GCHQ directed the Guardian to destroy documents it had in it's possession that GCHQ claimed were illegally obtained. Therefore they had to be destroyed. The actual subject matter of the documents was irrelevant.
The Guardian didn't destroy any stories or other journalistic content.
It had nothing to do with actual surveillance, which is what the court case is about.
If GCHQ had found out that The Guardian had the documents via their surveillance activities then it may have been relevant. However the Guardian told the government that it was in possession of these documents, it asked the government to comment on them, not to mention the fact that they published stories regarding the documents.
Should they hire their own security expert to examine the lock before they use it?
If they are serious about security, then yes. The best bet would be to hire a security consultancy/contractor company to advise on and install an appropriate level of security lock. Then, if the lock fails like this, you sue that security consultant/contractor, as they were the ones who should have done due diligence on the lock.
(there's no such thing as a "legitimate MITM attack.")
Well, I guess that depends on which side of the network management infrastructure you sit on.
While I don't like it, my organisation performs what I consider a legitimate MITM.

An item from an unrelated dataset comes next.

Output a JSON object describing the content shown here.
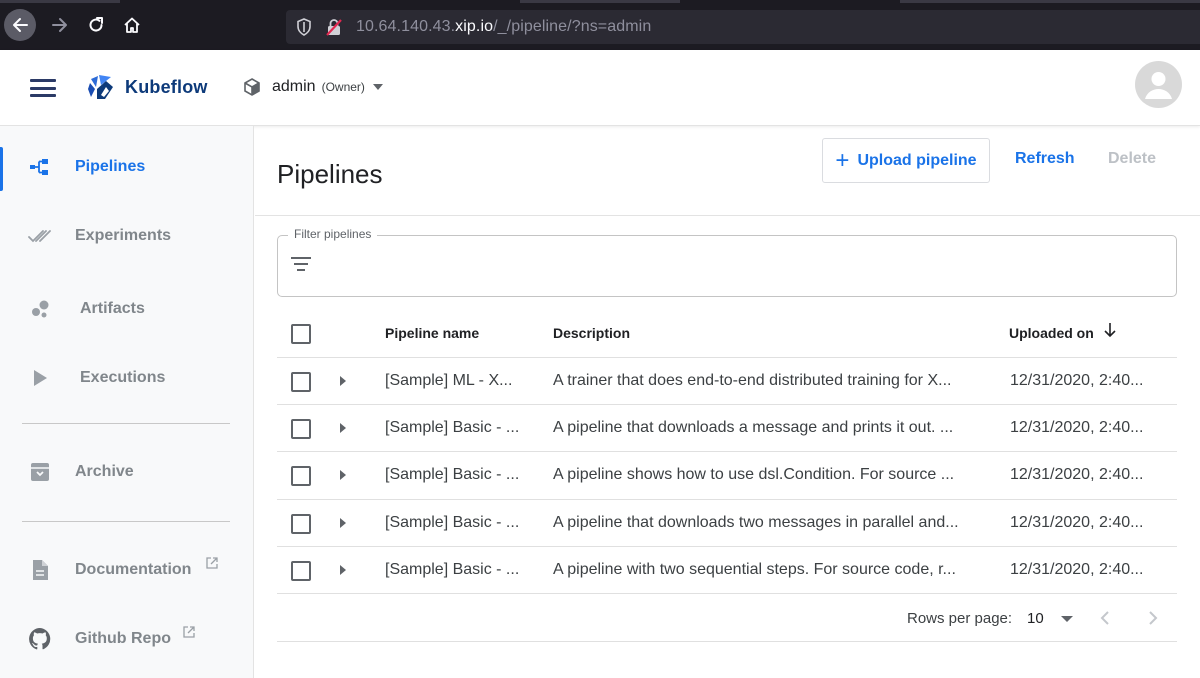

They have a hardware appliance proxy server that performs MITM attacks against HTTPS traffic on staff internet use except those sites on a whitelist. The whitelist includes mostly financial sites (i.e. banks and internet banking, and other similar known sites). The appliance has it's own certificate, which is inserted into the windows standard desktop build as a trusted cert, so you don't even get errors (unless you install a 3rd party browser like firefox, that doesn't include the cert in it's trusted cert store). The appliance decrypts the incoming/outgoing stream and virus/malware scans it and compares it to a black/whitelist of unauthorised/authorised sites, then re-encrypts it to continue to the site/user.
The organisation has a legitimate interest in limiting it's legal exposure to staff accessing illegal content, and a legitimate interest in virus scanning all incoming/outgoing data.
By using the work supplied computers and internet bandwidth of the organisation, you have to abide by it's acceptable use policy.
The DA can still prosecute, even if there is no 'victim' that will press charges. For example, if someone is murdered, the victim can't press charges, yet people are still charged with and convicted of murder.
However, to secure a conviction, you must be guilty beyond a reasonable doubt. And if the victim (of a non-death related crime obviously!) refuses to press charges, i.e. refuses to provide a statement and testify in court to the effect that the perpetrator is the one who 'did it', then that's a huge hole blown in the prosecutor's case. In these situations, unless there is a lot of evidence to counter-weigh the fact that the victim hasn't provided a statement of appeared as a witness, then there is no point in pursuing what will be a losing hand.
However, after the release of this video, assuming the police/DA had seen it previously, I would think there is enough evidence to outweigh the victim not testifying.
Of course, that assumes the victim refuses to testify at all. If, however, the victim was prepared to appear for the defence and spin (if not outright lie) the video (e.g. we were play fighting, and he accidentally hit me too hard) then even the video might not be enough for conviction.